Data records for software interfaces:

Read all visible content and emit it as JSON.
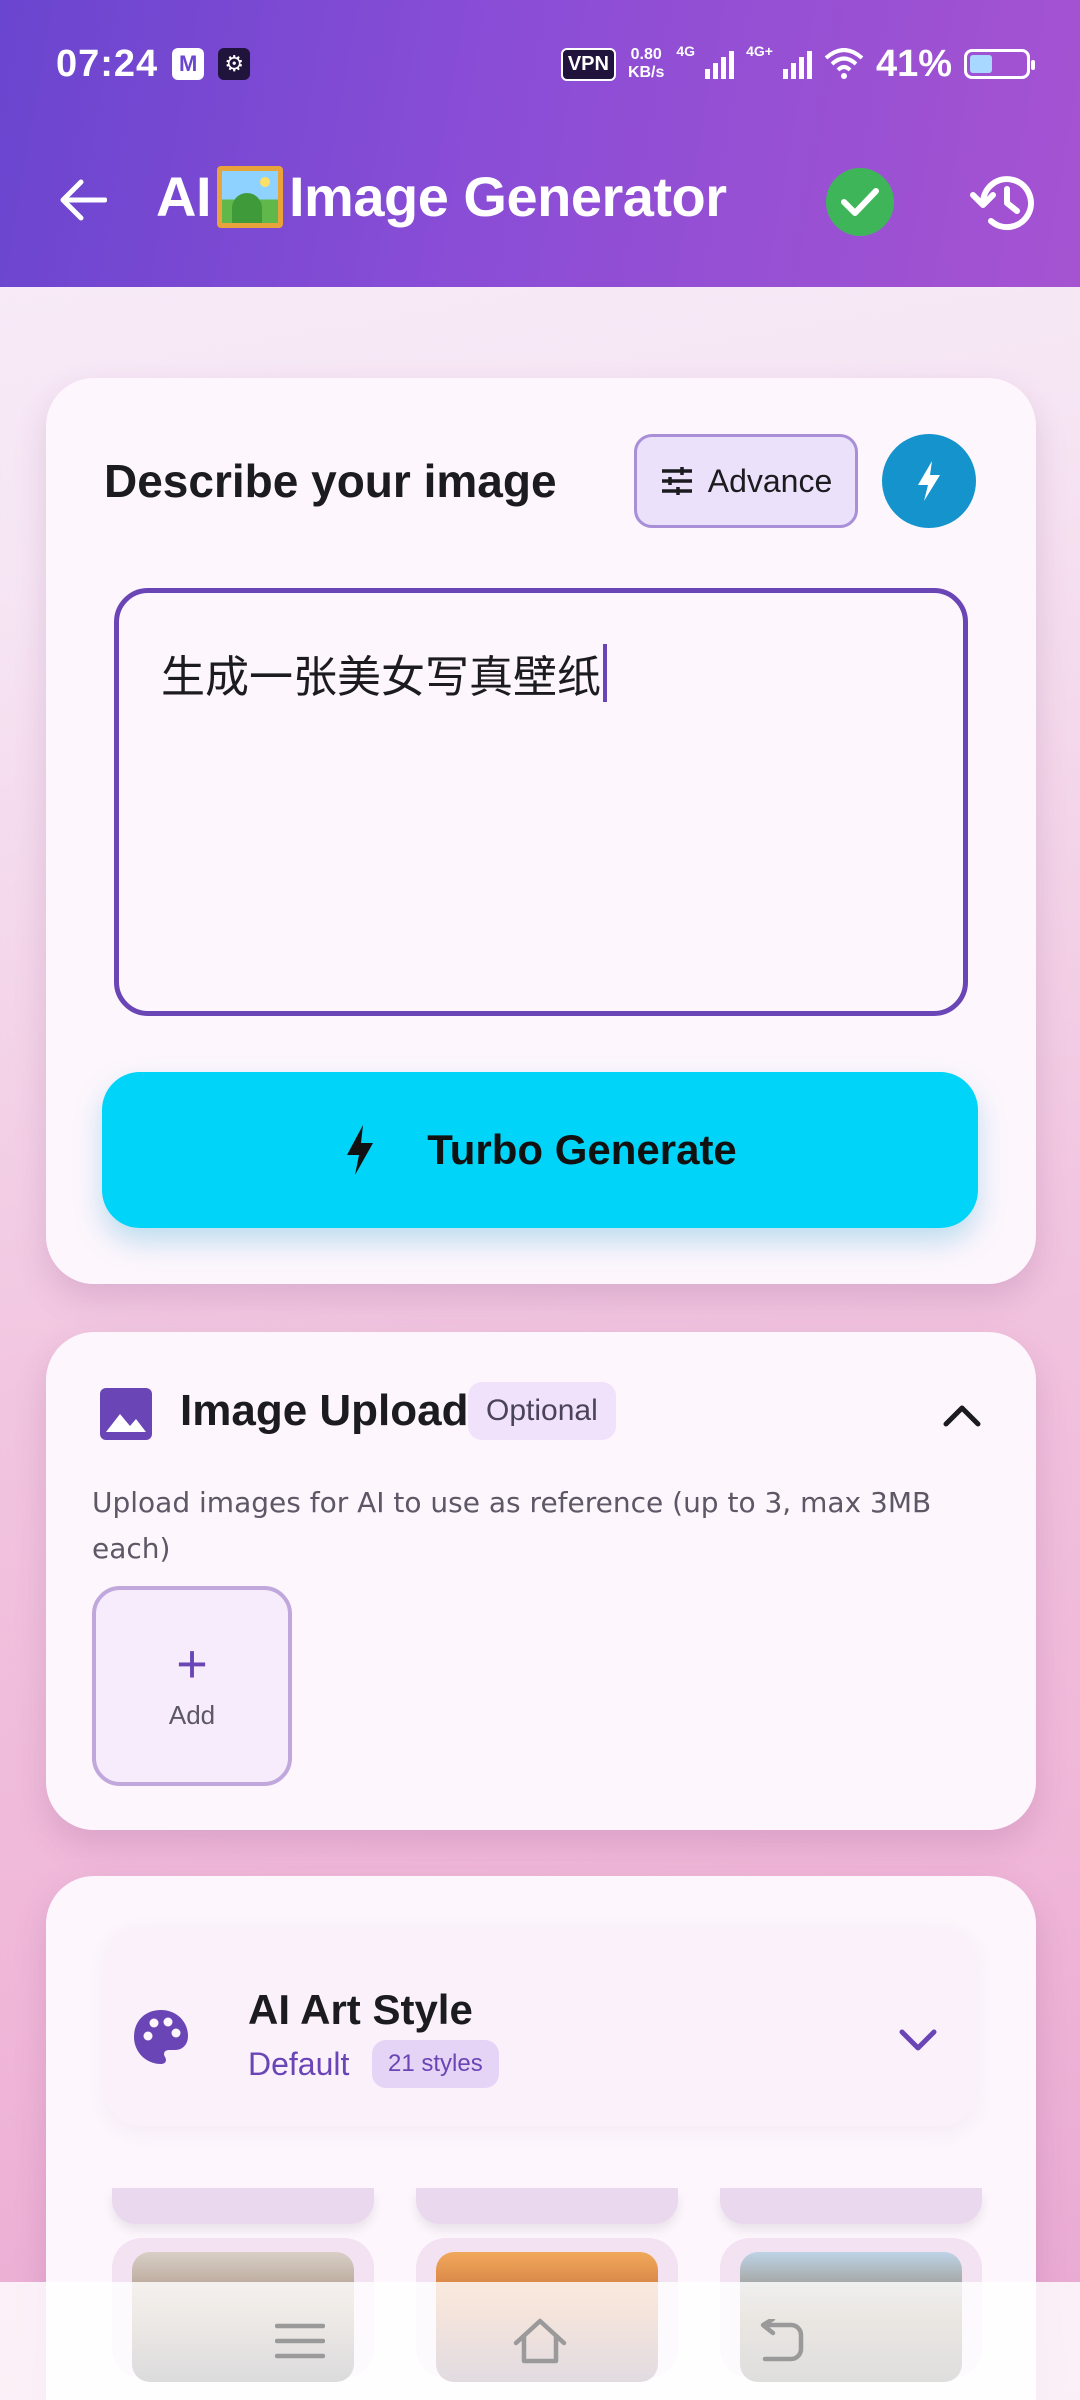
{
  "status_bar": {
    "time": "07:24",
    "vpn": "VPN",
    "speed_value": "0.80",
    "speed_unit": "KB/s",
    "net1": "4G",
    "net2": "4G+",
    "battery": "41%",
    "battery_level": 0.41,
    "icons": [
      "gmail-icon",
      "game-icon",
      "wifi-icon",
      "signal-icon",
      "battery-icon"
    ]
  },
  "app_bar": {
    "title_prefix": "AI",
    "title_suffix": "Image Generator",
    "back_icon": "arrow-left-icon",
    "check_icon": "check-circle-icon",
    "history_icon": "history-icon",
    "check_color": "#3fb55a"
  },
  "prompt_card": {
    "heading": "Describe your image",
    "advance_label": "Advance",
    "prompt_value": "生成一张美女写真壁纸",
    "generate_label": "Turbo Generate",
    "generate_color": "#00d4f8",
    "accent_color": "#6a45b5"
  },
  "upload_card": {
    "title": "Image Upload",
    "badge": "Optional",
    "description": "Upload images for AI to use as reference (up to 3, max 3MB each)",
    "add_label": "Add"
  },
  "style_card": {
    "title": "AI Art Style",
    "selected": "Default",
    "count": "21 styles"
  },
  "nav_bar": {
    "icons": [
      "menu-icon",
      "home-icon",
      "back-icon"
    ]
  }
}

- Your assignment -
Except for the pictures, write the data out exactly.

- Answer to the exercise -
Read all visible content and emit it as JSON.
{
  "status_bar": {
    "time": "07:24",
    "vpn": "VPN",
    "speed_value": "0.80",
    "speed_unit": "KB/s",
    "net1": "4G",
    "net2": "4G+",
    "battery": "41%",
    "battery_level": 0.41,
    "icons": [
      "gmail-icon",
      "game-icon",
      "wifi-icon",
      "signal-icon",
      "battery-icon"
    ]
  },
  "app_bar": {
    "title_prefix": "AI",
    "title_suffix": "Image Generator",
    "back_icon": "arrow-left-icon",
    "check_icon": "check-circle-icon",
    "history_icon": "history-icon",
    "check_color": "#3fb55a"
  },
  "prompt_card": {
    "heading": "Describe your image",
    "advance_label": "Advance",
    "prompt_value": "生成一张美女写真壁纸",
    "generate_label": "Turbo Generate",
    "generate_color": "#00d4f8",
    "accent_color": "#6a45b5"
  },
  "upload_card": {
    "title": "Image Upload",
    "badge": "Optional",
    "description": "Upload images for AI to use as reference (up to 3, max 3MB each)",
    "add_label": "Add"
  },
  "style_card": {
    "title": "AI Art Style",
    "selected": "Default",
    "count": "21 styles"
  },
  "nav_bar": {
    "icons": [
      "menu-icon",
      "home-icon",
      "back-icon"
    ]
  }
}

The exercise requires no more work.